• **WORK INSTRUCTION**: What is the number of lines in the entries that contain the word "Ctrl"? Answer with that figure alone.

• **RECORDS PROVIDED**:
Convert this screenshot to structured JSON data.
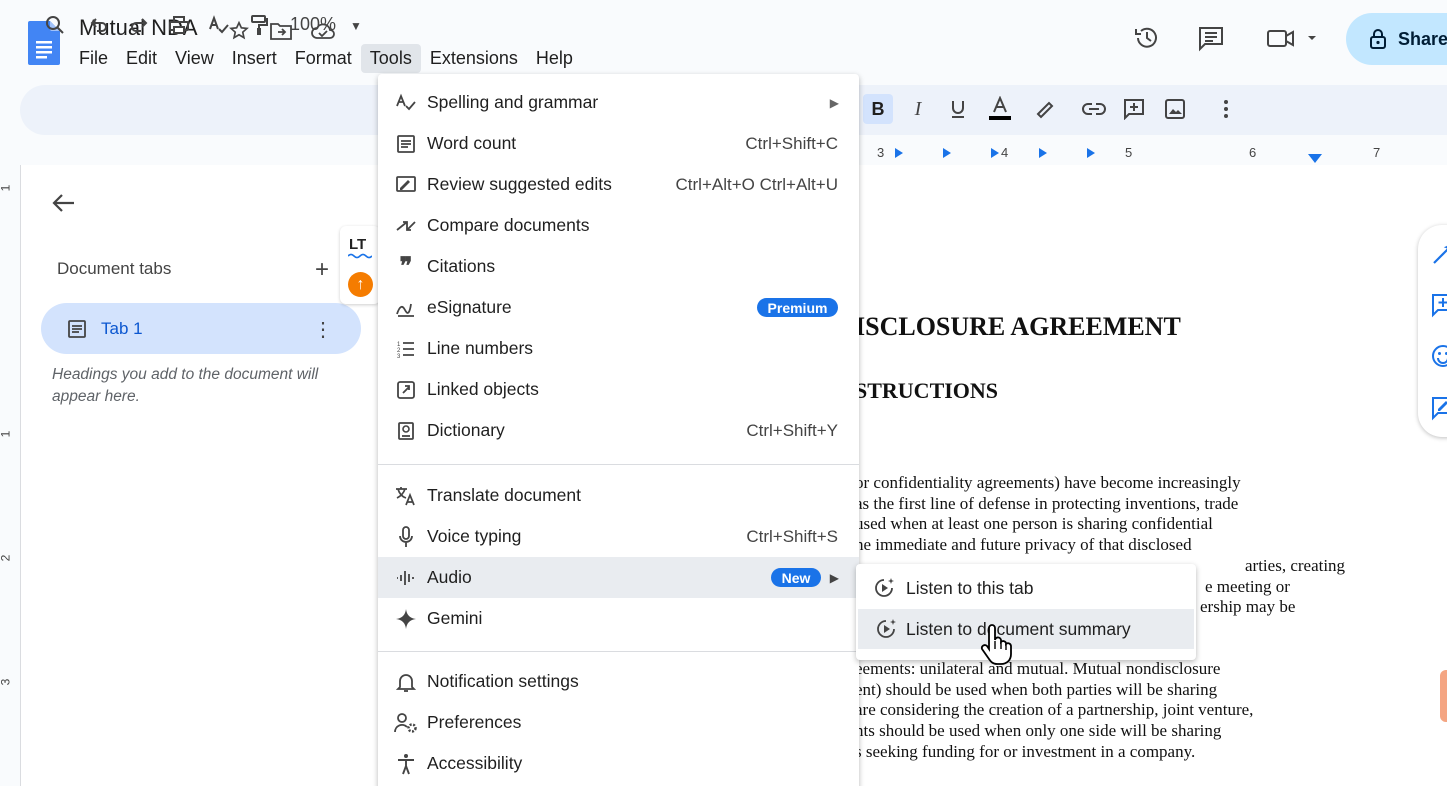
{
  "app": {
    "title": "Mutual NDA",
    "share_label": "Share",
    "menu": [
      "File",
      "Edit",
      "View",
      "Insert",
      "Format",
      "Tools",
      "Extensions",
      "Help"
    ],
    "active_menu": "Tools"
  },
  "toolbar": {
    "zoom": "100%",
    "ruler_numbers": [
      "3",
      "4",
      "5",
      "6",
      "7"
    ],
    "vruler_numbers": [
      "1",
      "1",
      "2",
      "3"
    ]
  },
  "side_panel": {
    "heading": "Document tabs",
    "add_icon": "+",
    "tab_label": "Tab 1",
    "hint": "Headings you add to the document will appear here."
  },
  "extension": {
    "logo": "LT",
    "badge_icon": "arrow-up-icon"
  },
  "tools_menu": {
    "items": [
      {
        "label": "Spelling and grammar",
        "icon": "spellcheck-icon",
        "submenu": true
      },
      {
        "label": "Word count",
        "icon": "word-count-icon",
        "shortcut": "Ctrl+Shift+C"
      },
      {
        "label": "Review suggested edits",
        "icon": "review-edits-icon",
        "shortcut": "Ctrl+Alt+O Ctrl+Alt+U"
      },
      {
        "label": "Compare documents",
        "icon": "compare-icon"
      },
      {
        "label": "Citations",
        "icon": "quote-icon"
      },
      {
        "label": "eSignature",
        "icon": "signature-icon",
        "badge": "Premium"
      },
      {
        "label": "Line numbers",
        "icon": "line-numbers-icon"
      },
      {
        "label": "Linked objects",
        "icon": "linked-objects-icon"
      },
      {
        "label": "Dictionary",
        "icon": "dictionary-icon",
        "shortcut": "Ctrl+Shift+Y"
      },
      {
        "label": "Translate document",
        "icon": "translate-icon"
      },
      {
        "label": "Voice typing",
        "icon": "mic-icon",
        "shortcut": "Ctrl+Shift+S"
      },
      {
        "label": "Audio",
        "icon": "audio-icon",
        "badge": "New",
        "submenu": true
      },
      {
        "label": "Gemini",
        "icon": "gemini-icon"
      },
      {
        "label": "Notification settings",
        "icon": "bell-icon"
      },
      {
        "label": "Preferences",
        "icon": "preferences-icon"
      },
      {
        "label": "Accessibility",
        "icon": "accessibility-icon"
      }
    ]
  },
  "audio_submenu": {
    "items": [
      {
        "label": "Listen to this tab",
        "icon": "play-sparkle-icon"
      },
      {
        "label": "Listen to document summary",
        "icon": "play-sparkle-icon"
      }
    ]
  },
  "document": {
    "heading1": "ISCLOSURE AGREEMENT",
    "heading2": "STRUCTIONS",
    "paragraph1": [
      "or confidentiality agreements) have become increasingly",
      "as the first line of defense in protecting inventions, trade",
      "used when at least one person is sharing confidential",
      "he immediate and future privacy of that disclosed",
      "arties, creating",
      "e meeting or",
      "ership may be"
    ],
    "paragraph2": [
      "eements: unilateral and mutual. Mutual nondisclosure",
      "ent) should be used when both parties will be sharing",
      "are considering the creation of a partnership, joint venture,",
      "nts should be used when only one side will be sharing",
      "s seeking funding for or investment in a company."
    ]
  },
  "colors": {
    "accent": "#1a73e8",
    "share_bg": "#c2e7ff",
    "tab_bg": "#d3e3fd",
    "menu_hover": "#e9ecf0"
  }
}
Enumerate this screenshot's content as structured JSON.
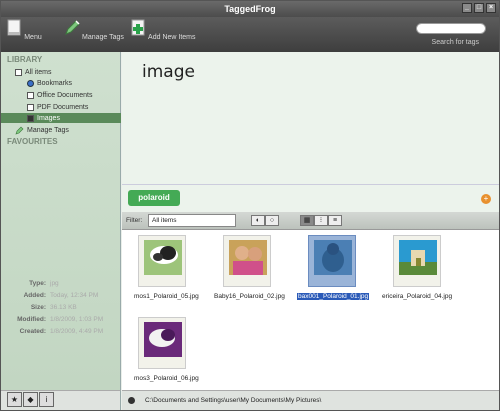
{
  "window": {
    "title": "TaggedFrog"
  },
  "toolbar": {
    "menu": "Menu",
    "manage_tags": "Manage Tags",
    "add_new_items": "Add New Items",
    "search_label": "Search for tags",
    "search_value": ""
  },
  "sidebar": {
    "library_heading": "LIBRARY",
    "items": [
      {
        "label": "All items"
      },
      {
        "label": "Bookmarks"
      },
      {
        "label": "Office Documents"
      },
      {
        "label": "PDF Documents"
      },
      {
        "label": "Images"
      }
    ],
    "manage_tags": "Manage Tags",
    "favourites_heading": "FAVOURITES"
  },
  "info": {
    "type_k": "Type:",
    "type_v": "jpg",
    "added_k": "Added:",
    "added_v": "Today, 12:34 PM",
    "size_k": "Size:",
    "size_v": "36.13 KB",
    "modified_k": "Modified:",
    "modified_v": "1/8/2009, 1:03 PM",
    "created_k": "Created:",
    "created_v": "1/8/2009, 4:49 PM"
  },
  "preview": {
    "title": "image"
  },
  "tags": {
    "pill": "polaroid"
  },
  "filter": {
    "label": "Filter:",
    "value": "All items"
  },
  "files": [
    {
      "name": "mos1_Polaroid_05.jpg"
    },
    {
      "name": "Baby16_Polaroid_02.jpg"
    },
    {
      "name": "bax001_Polaroid_01.jpg"
    },
    {
      "name": "ericeira_Polaroid_04.jpg"
    },
    {
      "name": "mos3_Polaroid_06.jpg"
    }
  ],
  "status": {
    "path": "C:\\Documents and Settings\\user\\My Documents\\My Pictures\\"
  },
  "colors": {
    "accent_green": "#44aa55",
    "selection_blue": "#2a5ab8",
    "toolbar_dark": "#4c4c4c"
  }
}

• **YOUR SOLUTION**: 4